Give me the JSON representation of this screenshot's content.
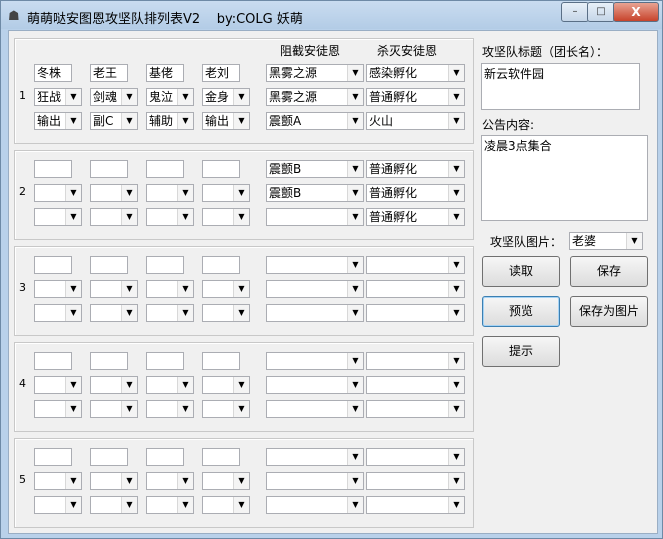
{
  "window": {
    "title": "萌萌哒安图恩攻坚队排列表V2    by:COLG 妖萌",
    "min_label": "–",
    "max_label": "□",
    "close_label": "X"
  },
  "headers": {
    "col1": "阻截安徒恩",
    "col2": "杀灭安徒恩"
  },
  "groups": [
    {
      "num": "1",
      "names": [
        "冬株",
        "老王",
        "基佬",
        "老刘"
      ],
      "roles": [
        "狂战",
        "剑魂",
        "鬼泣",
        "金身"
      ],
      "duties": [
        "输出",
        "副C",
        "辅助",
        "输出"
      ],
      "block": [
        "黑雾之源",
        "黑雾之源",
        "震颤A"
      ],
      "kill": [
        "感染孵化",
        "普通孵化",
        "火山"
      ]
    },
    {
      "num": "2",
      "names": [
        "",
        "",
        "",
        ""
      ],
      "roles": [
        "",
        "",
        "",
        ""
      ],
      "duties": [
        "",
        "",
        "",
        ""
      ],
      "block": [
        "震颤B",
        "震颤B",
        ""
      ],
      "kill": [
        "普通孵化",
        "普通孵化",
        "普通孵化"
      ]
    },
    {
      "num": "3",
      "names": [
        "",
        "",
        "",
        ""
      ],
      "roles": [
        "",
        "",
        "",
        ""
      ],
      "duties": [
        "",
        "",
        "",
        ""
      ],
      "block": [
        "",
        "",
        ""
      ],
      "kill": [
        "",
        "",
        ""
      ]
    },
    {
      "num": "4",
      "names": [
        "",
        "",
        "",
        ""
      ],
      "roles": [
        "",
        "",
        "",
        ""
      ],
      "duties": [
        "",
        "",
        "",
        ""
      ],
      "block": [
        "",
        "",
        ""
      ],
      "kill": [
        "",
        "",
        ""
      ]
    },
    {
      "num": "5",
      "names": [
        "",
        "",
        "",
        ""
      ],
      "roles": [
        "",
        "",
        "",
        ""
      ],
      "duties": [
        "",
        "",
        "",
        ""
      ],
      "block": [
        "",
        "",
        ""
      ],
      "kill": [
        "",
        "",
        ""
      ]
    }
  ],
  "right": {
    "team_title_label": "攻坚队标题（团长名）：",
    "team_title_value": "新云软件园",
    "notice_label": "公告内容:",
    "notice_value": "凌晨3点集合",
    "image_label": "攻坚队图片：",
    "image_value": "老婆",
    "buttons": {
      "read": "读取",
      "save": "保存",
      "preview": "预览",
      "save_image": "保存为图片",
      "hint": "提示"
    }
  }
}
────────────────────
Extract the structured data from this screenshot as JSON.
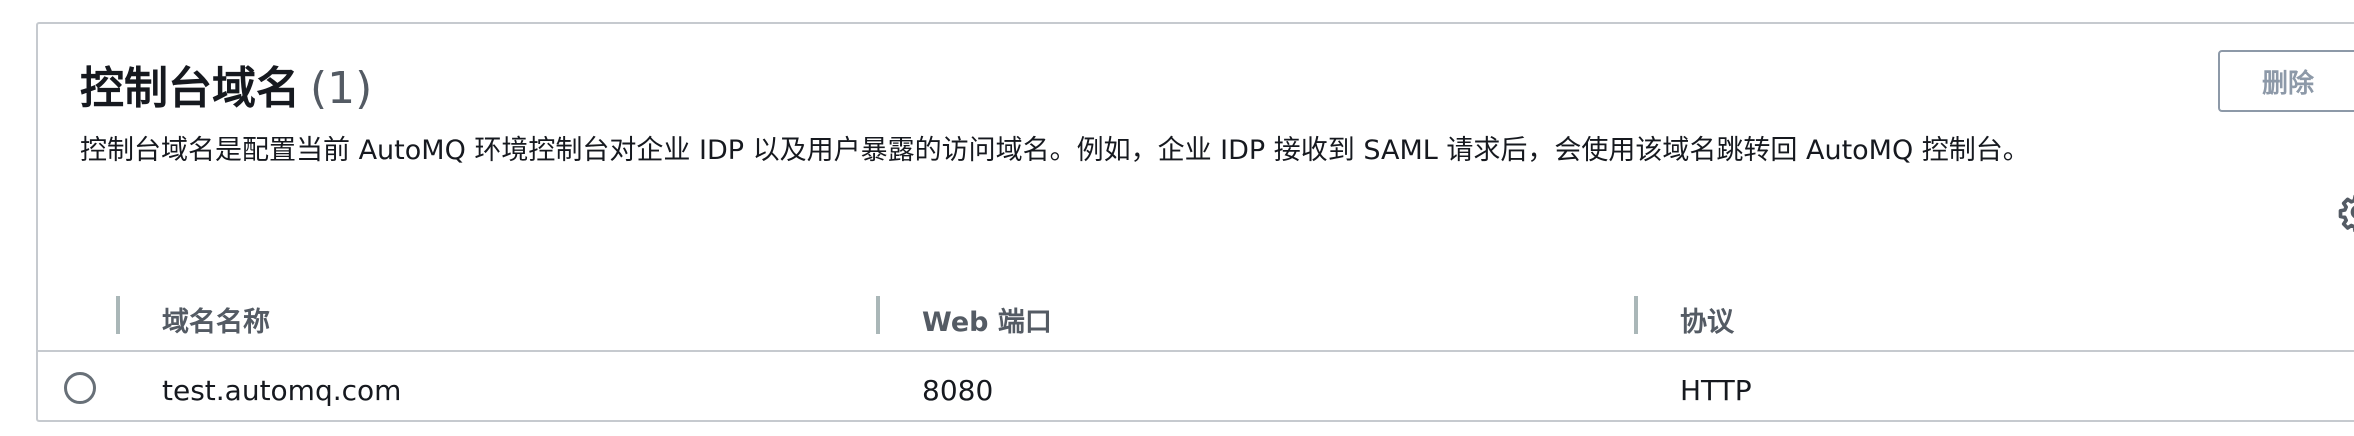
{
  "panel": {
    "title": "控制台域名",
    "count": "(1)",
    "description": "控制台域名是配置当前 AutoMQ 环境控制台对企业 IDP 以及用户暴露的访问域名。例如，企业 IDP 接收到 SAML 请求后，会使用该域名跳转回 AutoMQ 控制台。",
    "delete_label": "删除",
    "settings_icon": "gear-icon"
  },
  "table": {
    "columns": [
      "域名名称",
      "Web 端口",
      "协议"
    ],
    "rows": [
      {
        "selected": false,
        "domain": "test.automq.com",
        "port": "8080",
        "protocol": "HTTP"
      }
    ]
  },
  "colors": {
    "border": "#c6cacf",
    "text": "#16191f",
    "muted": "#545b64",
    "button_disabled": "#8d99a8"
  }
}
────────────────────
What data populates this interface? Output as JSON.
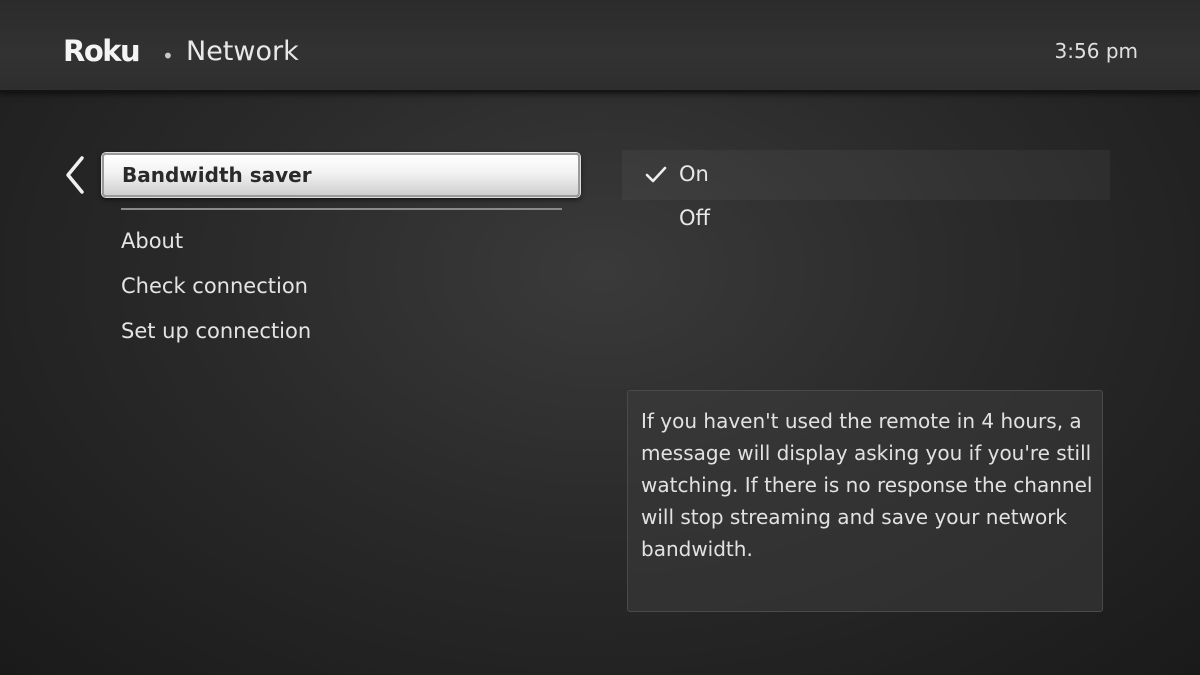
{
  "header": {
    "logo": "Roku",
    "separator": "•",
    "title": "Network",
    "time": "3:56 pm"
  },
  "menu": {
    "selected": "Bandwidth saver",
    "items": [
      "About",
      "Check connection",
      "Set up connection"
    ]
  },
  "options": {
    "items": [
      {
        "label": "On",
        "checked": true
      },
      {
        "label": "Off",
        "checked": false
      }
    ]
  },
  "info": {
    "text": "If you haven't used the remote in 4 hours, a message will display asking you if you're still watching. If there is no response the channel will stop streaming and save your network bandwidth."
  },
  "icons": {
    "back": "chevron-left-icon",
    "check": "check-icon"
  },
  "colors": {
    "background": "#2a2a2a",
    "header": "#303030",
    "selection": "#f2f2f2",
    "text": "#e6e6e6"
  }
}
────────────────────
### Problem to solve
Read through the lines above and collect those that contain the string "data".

### Response box
Extract the structured data from this screenshot as JSON.
What data populates this interface? Output as JSON.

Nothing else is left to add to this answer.